AUSTIN -- Today, Texas State Senator Rodney Ellis (D-Houston) filed Senate Bill 95 which will raise the minimum wage in Texas to $7.15 an hour in two steps and allow for future increases based on inflation.
The bill would add $1 an hour to the current minimum wage of $5.15 on Sept. 1, 2007, and a second $1 an hour on Sept. 1, 2008. After that, the state minimum wage would rise with the cost of inflation.
“The minimum wage is a poverty wage, and that’s unacceptable,” Senator Ellis said.
According to a recent non-partisan Pew poll, 83 percent of Americans support an increase in the minimum wage to $7.15 an hour. Twenty-eight states have taken the initiative to raise their hourly wage minimums, including all six that considered the issue in the Nov. 7 election.
“A decent minimum wage increase would benefit Texas in many ways. It would bring self-sufficiency to some families who work multiple jobs and allow them to reduce or eliminate reliance on public benefits. It would spread the buying power in our economy. Most importantly, it would bring a greater measure of dignity to all who contribute to our state’s productivity,” Senator Ellis said.

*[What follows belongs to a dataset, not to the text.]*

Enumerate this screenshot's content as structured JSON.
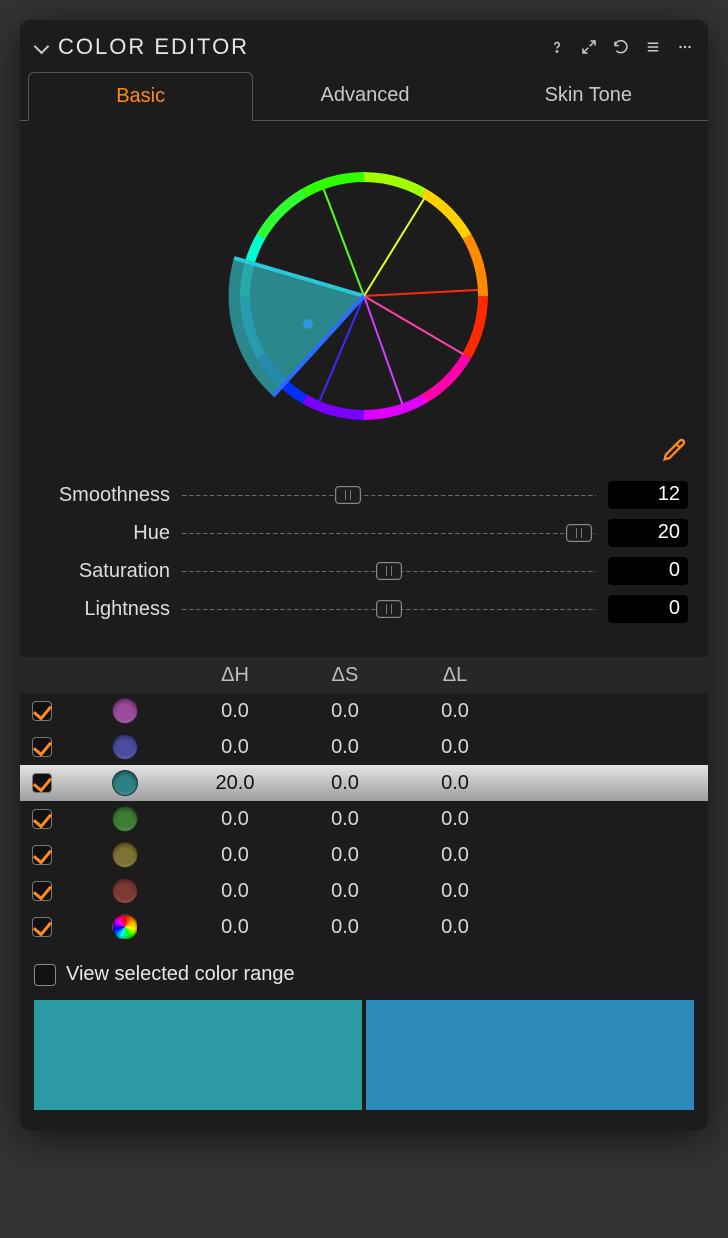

“What this bill will clearly not do is cost the state jobs,” Senator Ellis said. “The experience of states that have raised the minimum wage is that a modest minimum wage increase at the level we are discussing does not harm the job market. But a minimum wage increase clearly helps a large number of workers and their families make ends meet and improve their lives.”
Texas AFL-CIO President Emmett Sheppard endorsed Senator Ellis’s bill and said the time for a minimum wage increase is long overdue.
“From the days of the frontier, Texans have fundamentally supported a fair day’s wage for a fair day’s work, but our laws have rarely enforced that principle,” Texas AFL-CIO President Emmett Sheppard said.
“Senator Ellis’s bill would not only help full-time workers whose pay confines them well within the poverty level, but would take the minimum wage issue out of the political arena by enacting a cost-of-living adjustment. Raising the minimum wage is a matter of common decency.”
“A fair minimum wage promotes economic development and rewards hard work. Overall, it’s a win-win,” says Don Baylor, Senior Policy Analyst, Center for Public Policy Priorities. The organization’s research establishes that the purchasing power of the minimum wage is at its lowest level since 1955, the public overwhelmingly supports an increase at the level being proposed by Senator Ellis and a higher minimum wage would benefit the economy.
As of October, approximately 523,000 Texas workers, or 5 percent of the workforce, earned less than $6.15 an hour. Another 543,000 Texas workers would benefit from the second year’s increase to $7.15 an hour.
CPPP's research shows that most low-wage workers are adult, female and work full time. The benefits of increasing the wages of these workers would extend far beyond the ability to buy more at the store. Families that can pay for basic necessities can devote more time and resources to the education and health of their children. Those are precisely the investments that produce the biggest long-term rewards in our state.
The federal minimum wage, which is part of the Fair Labor Standards Act, sets the national wage floor for virtually all workers. A higher Texas minimum wage would supersede the federal minimum within Texas, when enacted.